→ **TASK OBJECTIVE**: Below are the entries; return exactly the line with "Decode this image" and every later line, without anything else.
▽
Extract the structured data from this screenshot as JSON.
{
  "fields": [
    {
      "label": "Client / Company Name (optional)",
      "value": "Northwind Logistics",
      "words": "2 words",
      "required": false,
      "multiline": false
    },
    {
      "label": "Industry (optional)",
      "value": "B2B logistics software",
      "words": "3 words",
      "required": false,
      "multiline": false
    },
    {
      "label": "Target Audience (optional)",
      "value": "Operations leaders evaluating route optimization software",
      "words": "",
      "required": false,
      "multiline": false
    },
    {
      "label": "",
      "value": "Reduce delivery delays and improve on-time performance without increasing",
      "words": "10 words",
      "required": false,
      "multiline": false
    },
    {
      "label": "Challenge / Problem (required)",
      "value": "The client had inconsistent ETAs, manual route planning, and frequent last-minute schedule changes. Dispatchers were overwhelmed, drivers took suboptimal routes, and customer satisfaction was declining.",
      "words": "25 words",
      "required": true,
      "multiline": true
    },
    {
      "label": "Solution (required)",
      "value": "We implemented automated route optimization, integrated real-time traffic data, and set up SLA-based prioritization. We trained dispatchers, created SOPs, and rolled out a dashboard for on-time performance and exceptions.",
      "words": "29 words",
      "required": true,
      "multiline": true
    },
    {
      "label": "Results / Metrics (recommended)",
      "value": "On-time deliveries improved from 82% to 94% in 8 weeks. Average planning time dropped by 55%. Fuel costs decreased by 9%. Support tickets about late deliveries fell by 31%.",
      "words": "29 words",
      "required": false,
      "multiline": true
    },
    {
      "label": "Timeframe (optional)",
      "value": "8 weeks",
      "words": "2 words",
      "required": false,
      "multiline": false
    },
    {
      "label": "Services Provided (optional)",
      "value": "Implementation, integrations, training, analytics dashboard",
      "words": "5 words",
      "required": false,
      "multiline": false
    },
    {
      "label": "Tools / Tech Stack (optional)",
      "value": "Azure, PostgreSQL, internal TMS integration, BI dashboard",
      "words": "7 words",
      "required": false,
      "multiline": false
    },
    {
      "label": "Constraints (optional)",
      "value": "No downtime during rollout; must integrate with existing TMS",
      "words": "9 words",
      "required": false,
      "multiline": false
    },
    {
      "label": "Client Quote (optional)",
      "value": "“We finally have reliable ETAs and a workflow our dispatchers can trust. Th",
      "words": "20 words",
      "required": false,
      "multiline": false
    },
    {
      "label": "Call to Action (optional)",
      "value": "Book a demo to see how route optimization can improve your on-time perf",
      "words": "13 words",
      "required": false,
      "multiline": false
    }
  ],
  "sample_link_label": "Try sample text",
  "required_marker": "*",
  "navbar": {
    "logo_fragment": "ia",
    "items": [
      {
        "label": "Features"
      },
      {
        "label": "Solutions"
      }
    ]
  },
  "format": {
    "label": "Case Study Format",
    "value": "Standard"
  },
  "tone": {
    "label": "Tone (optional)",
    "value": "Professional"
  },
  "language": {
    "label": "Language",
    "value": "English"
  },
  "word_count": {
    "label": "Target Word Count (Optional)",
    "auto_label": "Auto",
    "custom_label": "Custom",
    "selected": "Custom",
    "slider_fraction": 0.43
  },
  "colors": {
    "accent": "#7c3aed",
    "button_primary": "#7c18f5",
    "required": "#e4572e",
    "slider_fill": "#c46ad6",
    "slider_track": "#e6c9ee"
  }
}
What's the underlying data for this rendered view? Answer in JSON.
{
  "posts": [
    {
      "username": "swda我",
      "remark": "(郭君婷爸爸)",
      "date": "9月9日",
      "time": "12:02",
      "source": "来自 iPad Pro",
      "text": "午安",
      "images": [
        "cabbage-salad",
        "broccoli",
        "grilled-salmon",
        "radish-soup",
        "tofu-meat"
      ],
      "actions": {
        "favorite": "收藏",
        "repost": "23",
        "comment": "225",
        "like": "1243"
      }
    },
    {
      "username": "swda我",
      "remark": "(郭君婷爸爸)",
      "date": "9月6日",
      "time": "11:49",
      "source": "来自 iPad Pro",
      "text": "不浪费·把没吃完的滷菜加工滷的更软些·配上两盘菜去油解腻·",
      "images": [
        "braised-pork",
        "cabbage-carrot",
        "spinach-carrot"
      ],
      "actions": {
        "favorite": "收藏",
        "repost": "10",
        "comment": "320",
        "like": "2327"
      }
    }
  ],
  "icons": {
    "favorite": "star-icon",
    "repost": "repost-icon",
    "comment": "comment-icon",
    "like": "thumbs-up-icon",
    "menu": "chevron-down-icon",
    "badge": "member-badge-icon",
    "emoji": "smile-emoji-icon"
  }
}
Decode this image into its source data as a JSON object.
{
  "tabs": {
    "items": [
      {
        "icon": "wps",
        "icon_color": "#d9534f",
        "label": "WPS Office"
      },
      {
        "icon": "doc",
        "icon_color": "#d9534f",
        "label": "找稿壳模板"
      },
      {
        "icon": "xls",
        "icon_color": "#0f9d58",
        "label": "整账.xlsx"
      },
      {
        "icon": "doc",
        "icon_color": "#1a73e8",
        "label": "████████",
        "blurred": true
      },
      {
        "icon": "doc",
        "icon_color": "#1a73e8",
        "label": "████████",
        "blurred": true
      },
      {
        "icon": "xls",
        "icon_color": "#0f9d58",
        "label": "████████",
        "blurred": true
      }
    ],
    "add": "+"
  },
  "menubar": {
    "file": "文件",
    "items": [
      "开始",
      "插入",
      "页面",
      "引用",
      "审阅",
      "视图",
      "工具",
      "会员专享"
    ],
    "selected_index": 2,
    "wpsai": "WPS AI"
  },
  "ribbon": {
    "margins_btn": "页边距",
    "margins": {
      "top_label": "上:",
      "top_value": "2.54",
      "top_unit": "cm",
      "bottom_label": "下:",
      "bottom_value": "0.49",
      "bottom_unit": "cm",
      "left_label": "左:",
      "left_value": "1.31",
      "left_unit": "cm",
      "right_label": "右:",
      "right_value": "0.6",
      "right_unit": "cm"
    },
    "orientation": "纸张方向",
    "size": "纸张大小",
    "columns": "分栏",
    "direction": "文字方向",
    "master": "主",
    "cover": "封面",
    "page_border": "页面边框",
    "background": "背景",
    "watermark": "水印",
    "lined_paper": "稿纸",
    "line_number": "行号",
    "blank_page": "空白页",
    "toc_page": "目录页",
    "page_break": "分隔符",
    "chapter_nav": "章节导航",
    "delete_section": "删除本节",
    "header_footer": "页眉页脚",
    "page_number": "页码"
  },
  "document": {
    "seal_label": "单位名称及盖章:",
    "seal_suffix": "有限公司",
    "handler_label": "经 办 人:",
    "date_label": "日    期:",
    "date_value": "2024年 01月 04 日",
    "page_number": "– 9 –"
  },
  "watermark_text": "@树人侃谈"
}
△
→ **ANSWER TO THIS EXERCISE**:
Decode this image into its source data as a JSON object.
{
  "tabs": {
    "items": [
      {
        "icon": "wps",
        "icon_color": "#d9534f",
        "label": "WPS Office"
      },
      {
        "icon": "doc",
        "icon_color": "#d9534f",
        "label": "找稿壳模板"
      },
      {
        "icon": "xls",
        "icon_color": "#0f9d58",
        "label": "整账.xlsx"
      },
      {
        "icon": "doc",
        "icon_color": "#1a73e8",
        "label": "████████",
        "blurred": true
      },
      {
        "icon": "doc",
        "icon_color": "#1a73e8",
        "label": "████████",
        "blurred": true
      },
      {
        "icon": "xls",
        "icon_color": "#0f9d58",
        "label": "████████",
        "blurred": true
      }
    ],
    "add": "+"
  },
  "menubar": {
    "file": "文件",
    "items": [
      "开始",
      "插入",
      "页面",
      "引用",
      "审阅",
      "视图",
      "工具",
      "会员专享"
    ],
    "selected_index": 2,
    "wpsai": "WPS AI"
  },
  "ribbon": {
    "margins_btn": "页边距",
    "margins": {
      "top_label": "上:",
      "top_value": "2.54",
      "top_unit": "cm",
      "bottom_label": "下:",
      "bottom_value": "0.49",
      "bottom_unit": "cm",
      "left_label": "左:",
      "left_value": "1.31",
      "left_unit": "cm",
      "right_label": "右:",
      "right_value": "0.6",
      "right_unit": "cm"
    },
    "orientation": "纸张方向",
    "size": "纸张大小",
    "columns": "分栏",
    "direction": "文字方向",
    "master": "主",
    "cover": "封面",
    "page_border": "页面边框",
    "background": "背景",
    "watermark": "水印",
    "lined_paper": "稿纸",
    "line_number": "行号",
    "blank_page": "空白页",
    "toc_page": "目录页",
    "page_break": "分隔符",
    "chapter_nav": "章节导航",
    "delete_section": "删除本节",
    "header_footer": "页眉页脚",
    "page_number": "页码"
  },
  "document": {
    "seal_label": "单位名称及盖章:",
    "seal_suffix": "有限公司",
    "handler_label": "经 办 人:",
    "date_label": "日    期:",
    "date_value": "2024年 01月 04 日",
    "page_number": "– 9 –"
  },
  "watermark_text": "@树人侃谈"
}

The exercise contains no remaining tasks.